On June 24, what would have been his father’s 93rd birthday, Bruce Baum of Beachwood arrived in a BMW at Langweiler, a resort in Germany near his father’s native village.
It was Baum’s first time driving a German-made automobile. Like many Jews in America, with and without Holocaust roots, Baum has boycotted German-made cars.
But, having flown to Frankfurt the day before, he didn’t have much choice.
Baum chose to make a trip to his father’s native village when he learned that Rabbi Joshua Skoff was planning a trip to Berlin with members of Park Synagogue.
On June 25, he and his wife, Marcy, drove to Stipshausen, a village of about 850 people.
There they met Stipshausen’s mayor, Frank Marx, and a small group of men who, in the spring, had dedicated a monument in memory of the families that lived on the village’s Judestrassen prior to World War II.
The monument was dedicated May 18 and was designed by local sculptor Bernd Munsteiner. It is the centerpiece of a sculpture garden adjacent to the village’s Jewish cemetery, which had become neglected in recent years.
“One day, they were putting in a sewer in a cemetery area and they looked at the adjacent cemetery, and they noticed that this Jewish cemetery was overgrown, wasn’t being kept up,” Bruce Baum said. “They said we’ve got to do something about this. … And I never would have known about this.”
Names of members of Bruce Baum’s family appear on the monument with the date of their departures from Stipshausen. The names of several Jews who were deported appear on the monument as well.
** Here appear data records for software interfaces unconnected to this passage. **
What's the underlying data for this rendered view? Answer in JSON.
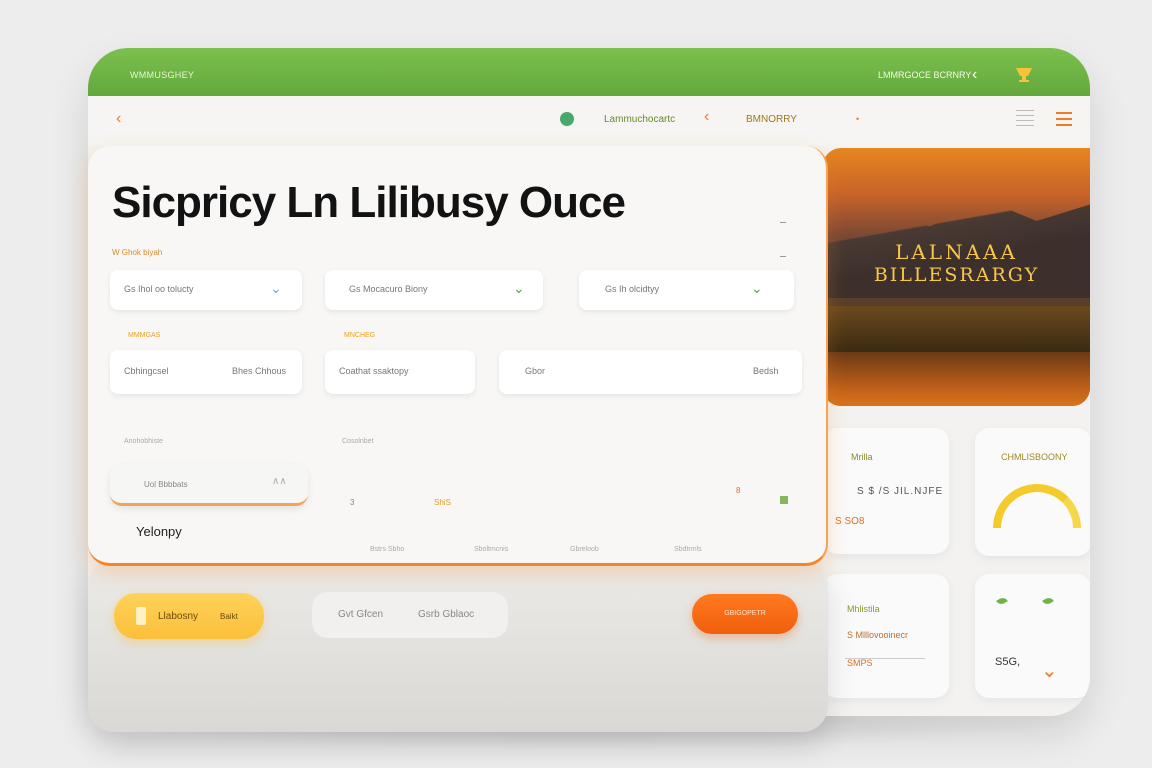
{
  "topbar": {
    "brand": "WMMUSGHEY",
    "right_label": "LMMRGOCE BCRNRY"
  },
  "toolbar": {
    "nav1": "Lammuchocartc",
    "nav2": "BMNORRY"
  },
  "hero": {
    "line1": "LALNAAA",
    "line2": "BILLESRARGY"
  },
  "cards": {
    "a": {
      "label": "Mrilla",
      "value": "S $ /S JIL.NJFE",
      "sub": "S SO8"
    },
    "b": {
      "label": "CHMLISBOONY"
    },
    "c": {
      "label": "Mhlistila",
      "row1": "S Mlllovooinecr",
      "row2": "SMPS"
    },
    "d": {
      "value": "S5G,"
    }
  },
  "panel": {
    "title": "Sicpricy Ln Lilibusy Ouce",
    "small_label": "W Ghok biyah",
    "fields": [
      {
        "text": "Gs Ihol oo tolucty"
      },
      {
        "text": "Gs Mocacuro Biony"
      },
      {
        "text": "Gs Ih olcidtyy"
      }
    ],
    "orange_labels": [
      "MMMGAS",
      "MNCHEG"
    ],
    "selects": [
      {
        "left": "Cbhingcsel",
        "right": "Bhes Chhous"
      },
      {
        "left": "Coathat ssaktopy"
      },
      {
        "left": "Gbor",
        "right": "Bedsh"
      }
    ],
    "row_headers": [
      "Anohobhiste",
      "Cosolnbet"
    ],
    "pill": {
      "text": "Uol Bbbbats",
      "mark": "∧∧"
    },
    "row_items": [
      "3",
      "ShiS",
      "8"
    ],
    "name": "Yelonpy",
    "footers": [
      "Bstrs Sbho",
      "Sboltmcnis",
      "Gbreloob",
      "Sbdtrmls"
    ]
  },
  "actions": {
    "yellow_button": "Llabosny",
    "yellow_sub": "Baikt",
    "seg1": "Gvt Gfcen",
    "seg2": "Gsrb Gblaoc",
    "orange_button": "GBIGOPETR"
  }
}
“If you look at the names on here, the top name on the sculpture is Simon Baum, who’s my grandfather, who came here in 1938, and the remaining three on the top is my grandmother, Johanna Baum, and she came a year later with my dad, Arthur Baum, and his brother, Siegfried Baum,” he said.
After Bruce and Marcy Baum ate lunch with the committee members in a nearby town, the town historian, Hermann Mostel, took the Baum's on a tour of the village, which included seeing Judestrassen and the school.
“I asked them, did your parents ever tell you, talk about the Holocaust, and they said, no they really didn’t,” Bruce Baum said. “They were totally ashamed. They knew what had happened and they were just ashamed to even talk about it. Maybe in a different manner my dad didn’t want to talk about it. It was just horrific, so nobody wanted to really remember what happened. But you have to remember what happened.”
Bruce Baum said his father had unhappy memories of being in school after the Nurenberg laws were passed in 1935.
“He had a difficult childhood before leaving,” Bruce Baum said. “In school they would isolate the Jews in the corner of rooms and mistreat them. Clearly, they would not participate in daily classroom activities. They were forced to go in a corner and sit there until school was over. So he didn’t talk that much about that.”
Simon Baum came to America in 1938 on the SS Manhattan from Hamburg April 6, 1938, and arriving in New York April 15, 1938. His uncle, Leopold Baum, owned an ice cream manufacturing company in Cleveland and promised him housing and a job. A year later, in 1939, Johanna brought her sons, Arthur and Siegfried, who boarded the SS Volendam in Belgium arriving in New York City Sept. 21, 1939.
“At that time, you had to be sponsored by somebody, or you don’t come here because they want, the United States government wanted to make sure that you had housing and that you had a job so you weren’t a burden on the mainstream United States economy or whatever,” he said. “Leopold sponsored his nephew. That was Simon.”
Arthur Baum graduated from Glenville High School in Cleveland and served as a corporal in the U.S. Army. He later worked for Metropolitan Life Insurance Co. most of his life.
“You know we didn’t know what to expect when we went there,” Bruce Baum said. “And I have a somewhat, I mean there’s so many people who never want to go to Germany. But I did want to see my dad’s village. And I really came out of it feeling really happy doing the trip and the committee … that was formed for this dedication, all met us there, and they couldn’t have been nicer at the time we went there.”
On Judestrassen, at the site of the Baum house, there is a bronze plaque, known as a stolperstein or stumbling stone, with the family members’ names.
“So in all cases, they did do that,” he said. “Every person that was either deported or forced to leave their residence, the German government decided we’re going to commemorate these families by putting a plate, a name plate or a brass plate.”
In the Jewish cemetery, Bruce Baum was able to find the grave of his great-grandfather, Salomon Baum, whose name he had not previously known.
“It was really emotional being on the grounds of where three generations of the Baum family lived,” Baum said. “Just to be there. And it could have been more generations, but it was at least three generations that lived in that Stipshausen village. The documentation and the attempts to make, I wouldn’t say restoration, but just to dedicate what they did to the few families, Jewish families that lived there, I thought was amazing and emotional.”